Give back the full data, retyped precisely.
____ Records supplied
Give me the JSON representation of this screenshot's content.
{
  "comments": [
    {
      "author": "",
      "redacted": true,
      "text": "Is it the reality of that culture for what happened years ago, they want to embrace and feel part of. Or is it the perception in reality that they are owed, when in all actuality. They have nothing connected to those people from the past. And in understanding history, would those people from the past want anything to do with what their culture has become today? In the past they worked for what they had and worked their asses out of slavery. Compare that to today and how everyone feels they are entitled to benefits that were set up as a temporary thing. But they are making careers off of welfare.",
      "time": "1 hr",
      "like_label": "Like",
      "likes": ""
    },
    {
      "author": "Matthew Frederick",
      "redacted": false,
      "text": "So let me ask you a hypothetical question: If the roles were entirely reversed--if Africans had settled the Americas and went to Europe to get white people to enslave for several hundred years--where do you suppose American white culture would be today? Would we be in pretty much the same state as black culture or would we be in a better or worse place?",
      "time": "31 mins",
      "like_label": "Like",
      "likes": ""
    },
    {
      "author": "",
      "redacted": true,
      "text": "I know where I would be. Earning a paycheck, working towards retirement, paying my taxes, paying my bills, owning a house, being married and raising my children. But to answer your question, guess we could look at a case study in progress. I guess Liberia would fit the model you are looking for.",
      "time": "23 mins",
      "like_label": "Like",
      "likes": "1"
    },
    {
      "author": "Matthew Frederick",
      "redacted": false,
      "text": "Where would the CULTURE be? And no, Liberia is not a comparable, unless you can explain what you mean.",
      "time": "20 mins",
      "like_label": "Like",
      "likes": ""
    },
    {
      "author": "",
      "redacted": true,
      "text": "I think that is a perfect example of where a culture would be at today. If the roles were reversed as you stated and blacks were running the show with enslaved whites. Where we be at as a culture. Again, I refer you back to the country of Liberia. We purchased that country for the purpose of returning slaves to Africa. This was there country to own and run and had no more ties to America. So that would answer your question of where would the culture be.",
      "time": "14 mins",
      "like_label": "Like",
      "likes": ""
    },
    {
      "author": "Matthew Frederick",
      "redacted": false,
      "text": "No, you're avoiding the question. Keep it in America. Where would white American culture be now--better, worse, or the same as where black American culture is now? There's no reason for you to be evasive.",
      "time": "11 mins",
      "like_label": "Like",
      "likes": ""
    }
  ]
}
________
» **Response for this exercise**:
Give me the JSON representation of this screenshot's content.
{
  "comments": [
    {
      "author": "",
      "redacted": true,
      "text": "Is it the reality of that culture for what happened years ago, they want to embrace and feel part of. Or is it the perception in reality that they are owed, when in all actuality. They have nothing connected to those people from the past. And in understanding history, would those people from the past want anything to do with what their culture has become today? In the past they worked for what they had and worked their asses out of slavery. Compare that to today and how everyone feels they are entitled to benefits that were set up as a temporary thing. But they are making careers off of welfare.",
      "time": "1 hr",
      "like_label": "Like",
      "likes": ""
    },
    {
      "author": "Matthew Frederick",
      "redacted": false,
      "text": "So let me ask you a hypothetical question: If the roles were entirely reversed--if Africans had settled the Americas and went to Europe to get white people to enslave for several hundred years--where do you suppose American white culture would be today? Would we be in pretty much the same state as black culture or would we be in a better or worse place?",
      "time": "31 mins",
      "like_label": "Like",
      "likes": ""
    },
    {
      "author": "",
      "redacted": true,
      "text": "I know where I would be. Earning a paycheck, working towards retirement, paying my taxes, paying my bills, owning a house, being married and raising my children. But to answer your question, guess we could look at a case study in progress. I guess Liberia would fit the model you are looking for.",
      "time": "23 mins",
      "like_label": "Like",
      "likes": "1"
    },
    {
      "author": "Matthew Frederick",
      "redacted": false,
      "text": "Where would the CULTURE be? And no, Liberia is not a comparable, unless you can explain what you mean.",
      "time": "20 mins",
      "like_label": "Like",
      "likes": ""
    },
    {
      "author": "",
      "redacted": true,
      "text": "I think that is a perfect example of where a culture would be at today. If the roles were reversed as you stated and blacks were running the show with enslaved whites. Where we be at as a culture. Again, I refer you back to the country of Liberia. We purchased that country for the purpose of returning slaves to Africa. This was there country to own and run and had no more ties to America. So that would answer your question of where would the culture be.",
      "time": "14 mins",
      "like_label": "Like",
      "likes": ""
    },
    {
      "author": "Matthew Frederick",
      "redacted": false,
      "text": "No, you're avoiding the question. Keep it in America. Where would white American culture be now--better, worse, or the same as where black American culture is now? There's no reason for you to be evasive.",
      "time": "11 mins",
      "like_label": "Like",
      "likes": ""
    }
  ]
}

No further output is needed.